Personally, I'd stay away from Acer and HP, which also includes Gateway, eMachines, and Compaq. Let these two companies fight over who's the bigger bottom feeder without you having to get caught in the middle.
Until the new "retina" models, I would have also said Apple, but no longer. Now everything is either soldered directly to the logic board (i.e. RAM) or is an expensive custom form factor like the SSD. Add to that several compromises made in the construction of the newer models, which only make it so any damage to the unit is likely to be much more serious than it might be for any other brand. Apple units are nice to look at, but they've gotten to the point where they're almost too fragile to actually use unless they're fixed in place. Plus there are basically NO upgrade options anymore. If 6-12 months down the road you find you need more RAM, you have to get a new logic board, you can't just pop in some new SO-DIMMs. And if you find yourself needing more storage space, your only option is to buy expensive custom form factor SSDs. You have to buy everything you might possibly need at the time of purchase.
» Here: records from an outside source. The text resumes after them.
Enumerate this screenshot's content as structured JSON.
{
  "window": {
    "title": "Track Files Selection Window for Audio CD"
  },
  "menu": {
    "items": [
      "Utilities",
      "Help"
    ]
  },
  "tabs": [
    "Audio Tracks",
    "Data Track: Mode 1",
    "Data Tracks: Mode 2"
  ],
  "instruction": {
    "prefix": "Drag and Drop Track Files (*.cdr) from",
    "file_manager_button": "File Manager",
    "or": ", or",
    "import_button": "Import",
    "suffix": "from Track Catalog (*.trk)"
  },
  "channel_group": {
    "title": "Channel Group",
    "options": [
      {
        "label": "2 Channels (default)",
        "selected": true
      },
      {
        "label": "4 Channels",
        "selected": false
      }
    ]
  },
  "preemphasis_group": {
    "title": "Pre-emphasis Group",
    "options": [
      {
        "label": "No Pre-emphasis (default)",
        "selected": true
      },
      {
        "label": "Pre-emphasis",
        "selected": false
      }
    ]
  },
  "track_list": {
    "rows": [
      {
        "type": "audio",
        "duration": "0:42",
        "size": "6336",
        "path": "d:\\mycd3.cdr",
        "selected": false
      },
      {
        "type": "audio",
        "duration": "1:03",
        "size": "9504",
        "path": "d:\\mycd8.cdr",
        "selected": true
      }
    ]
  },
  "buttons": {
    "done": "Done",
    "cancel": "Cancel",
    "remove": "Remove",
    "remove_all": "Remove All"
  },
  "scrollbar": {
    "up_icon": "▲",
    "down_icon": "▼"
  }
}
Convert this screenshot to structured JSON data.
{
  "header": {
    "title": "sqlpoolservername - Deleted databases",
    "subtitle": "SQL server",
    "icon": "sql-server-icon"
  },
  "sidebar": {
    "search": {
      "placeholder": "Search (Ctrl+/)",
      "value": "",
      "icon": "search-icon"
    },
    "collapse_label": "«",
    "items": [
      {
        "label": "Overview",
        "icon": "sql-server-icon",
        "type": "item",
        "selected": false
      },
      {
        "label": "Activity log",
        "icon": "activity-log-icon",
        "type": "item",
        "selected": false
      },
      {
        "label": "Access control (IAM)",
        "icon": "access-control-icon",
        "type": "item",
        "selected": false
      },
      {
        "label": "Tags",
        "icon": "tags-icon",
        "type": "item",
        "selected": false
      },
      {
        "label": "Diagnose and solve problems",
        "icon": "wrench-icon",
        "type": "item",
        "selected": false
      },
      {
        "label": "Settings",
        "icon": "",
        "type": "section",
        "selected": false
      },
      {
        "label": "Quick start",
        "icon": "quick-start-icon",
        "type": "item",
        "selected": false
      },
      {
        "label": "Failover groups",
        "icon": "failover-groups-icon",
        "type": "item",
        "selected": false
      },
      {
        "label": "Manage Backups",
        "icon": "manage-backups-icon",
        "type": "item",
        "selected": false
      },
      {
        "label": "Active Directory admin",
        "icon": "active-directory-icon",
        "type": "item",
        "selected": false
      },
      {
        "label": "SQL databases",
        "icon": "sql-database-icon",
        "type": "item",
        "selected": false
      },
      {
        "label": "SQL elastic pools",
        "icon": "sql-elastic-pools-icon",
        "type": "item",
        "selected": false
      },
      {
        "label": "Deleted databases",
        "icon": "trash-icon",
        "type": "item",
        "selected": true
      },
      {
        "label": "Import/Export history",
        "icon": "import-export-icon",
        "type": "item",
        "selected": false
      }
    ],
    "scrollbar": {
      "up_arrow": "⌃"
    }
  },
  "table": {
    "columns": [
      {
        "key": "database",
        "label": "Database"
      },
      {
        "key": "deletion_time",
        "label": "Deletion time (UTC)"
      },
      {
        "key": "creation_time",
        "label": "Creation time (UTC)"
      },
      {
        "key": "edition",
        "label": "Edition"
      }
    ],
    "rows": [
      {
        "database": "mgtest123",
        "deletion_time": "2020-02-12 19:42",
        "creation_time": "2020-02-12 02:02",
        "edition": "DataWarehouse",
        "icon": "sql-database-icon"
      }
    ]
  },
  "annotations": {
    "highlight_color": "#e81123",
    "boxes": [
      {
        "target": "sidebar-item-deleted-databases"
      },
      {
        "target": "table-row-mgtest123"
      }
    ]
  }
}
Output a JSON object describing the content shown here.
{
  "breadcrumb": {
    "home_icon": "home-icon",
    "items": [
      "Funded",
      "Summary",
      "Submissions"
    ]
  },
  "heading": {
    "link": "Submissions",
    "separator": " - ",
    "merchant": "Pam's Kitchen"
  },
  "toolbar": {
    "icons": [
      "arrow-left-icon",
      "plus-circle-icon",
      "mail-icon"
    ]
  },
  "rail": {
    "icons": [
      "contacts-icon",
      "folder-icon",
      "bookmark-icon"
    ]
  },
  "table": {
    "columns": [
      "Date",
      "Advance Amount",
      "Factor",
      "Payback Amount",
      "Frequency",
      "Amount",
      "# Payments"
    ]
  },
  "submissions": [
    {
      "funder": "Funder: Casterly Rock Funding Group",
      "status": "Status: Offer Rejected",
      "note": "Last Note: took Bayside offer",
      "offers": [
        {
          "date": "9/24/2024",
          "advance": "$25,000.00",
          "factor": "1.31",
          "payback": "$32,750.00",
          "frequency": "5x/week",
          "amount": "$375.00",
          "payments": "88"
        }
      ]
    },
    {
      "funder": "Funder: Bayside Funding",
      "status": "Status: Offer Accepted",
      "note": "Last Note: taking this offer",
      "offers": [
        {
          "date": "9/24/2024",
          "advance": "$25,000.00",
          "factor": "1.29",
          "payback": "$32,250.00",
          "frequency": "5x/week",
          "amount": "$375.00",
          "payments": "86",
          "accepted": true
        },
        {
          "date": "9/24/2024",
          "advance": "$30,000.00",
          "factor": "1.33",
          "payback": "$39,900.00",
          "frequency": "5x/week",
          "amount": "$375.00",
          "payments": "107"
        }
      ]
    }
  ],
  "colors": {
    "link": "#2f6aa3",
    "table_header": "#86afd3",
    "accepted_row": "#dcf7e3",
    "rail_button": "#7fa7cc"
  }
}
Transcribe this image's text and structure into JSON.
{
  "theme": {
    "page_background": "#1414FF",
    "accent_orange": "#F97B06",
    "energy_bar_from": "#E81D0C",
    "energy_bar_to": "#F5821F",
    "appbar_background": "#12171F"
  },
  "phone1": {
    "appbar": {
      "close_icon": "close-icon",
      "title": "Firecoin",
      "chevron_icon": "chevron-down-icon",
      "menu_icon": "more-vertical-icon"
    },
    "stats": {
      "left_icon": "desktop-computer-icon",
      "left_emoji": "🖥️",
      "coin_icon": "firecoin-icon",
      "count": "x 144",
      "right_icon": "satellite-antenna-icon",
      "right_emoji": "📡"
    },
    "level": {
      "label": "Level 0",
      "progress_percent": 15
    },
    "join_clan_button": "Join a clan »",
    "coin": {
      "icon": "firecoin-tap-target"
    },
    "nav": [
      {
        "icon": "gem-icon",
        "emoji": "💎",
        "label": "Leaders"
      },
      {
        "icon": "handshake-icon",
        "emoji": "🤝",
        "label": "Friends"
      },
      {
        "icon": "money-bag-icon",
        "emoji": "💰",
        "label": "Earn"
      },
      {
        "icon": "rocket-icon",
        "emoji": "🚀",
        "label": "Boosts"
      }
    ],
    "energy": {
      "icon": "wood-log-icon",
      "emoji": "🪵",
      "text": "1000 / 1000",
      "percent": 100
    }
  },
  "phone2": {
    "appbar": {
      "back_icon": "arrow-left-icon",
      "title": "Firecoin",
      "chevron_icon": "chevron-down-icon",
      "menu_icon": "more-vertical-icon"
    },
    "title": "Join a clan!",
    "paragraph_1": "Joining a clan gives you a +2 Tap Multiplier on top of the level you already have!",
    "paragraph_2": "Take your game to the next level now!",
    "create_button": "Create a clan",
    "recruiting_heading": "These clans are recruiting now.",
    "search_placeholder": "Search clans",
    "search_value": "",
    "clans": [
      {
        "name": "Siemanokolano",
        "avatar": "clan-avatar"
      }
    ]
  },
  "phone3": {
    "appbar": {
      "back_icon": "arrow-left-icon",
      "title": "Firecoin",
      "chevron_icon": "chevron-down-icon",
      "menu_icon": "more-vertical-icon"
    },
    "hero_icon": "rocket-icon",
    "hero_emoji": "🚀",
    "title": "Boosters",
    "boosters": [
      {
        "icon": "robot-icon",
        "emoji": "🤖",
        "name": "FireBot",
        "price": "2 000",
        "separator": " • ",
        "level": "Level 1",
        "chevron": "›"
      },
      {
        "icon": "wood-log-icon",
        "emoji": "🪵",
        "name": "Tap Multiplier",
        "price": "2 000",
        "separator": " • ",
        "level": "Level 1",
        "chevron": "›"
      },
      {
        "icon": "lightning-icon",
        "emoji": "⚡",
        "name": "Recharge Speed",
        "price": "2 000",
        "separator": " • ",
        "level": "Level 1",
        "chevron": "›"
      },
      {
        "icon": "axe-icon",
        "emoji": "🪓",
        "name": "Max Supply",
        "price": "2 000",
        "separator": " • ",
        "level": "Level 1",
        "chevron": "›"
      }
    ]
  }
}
Dell, Toshiba, and Asus tend to make up the solid middle of the road options. Not as cheap as HP or Acer, not as pretty as Apple, but they're generally solid units at a fair price as long as you stay away from the low end models. Just stay away from any so-called gaming laptop. The high end hardware in those units tends to lead to high failure rates.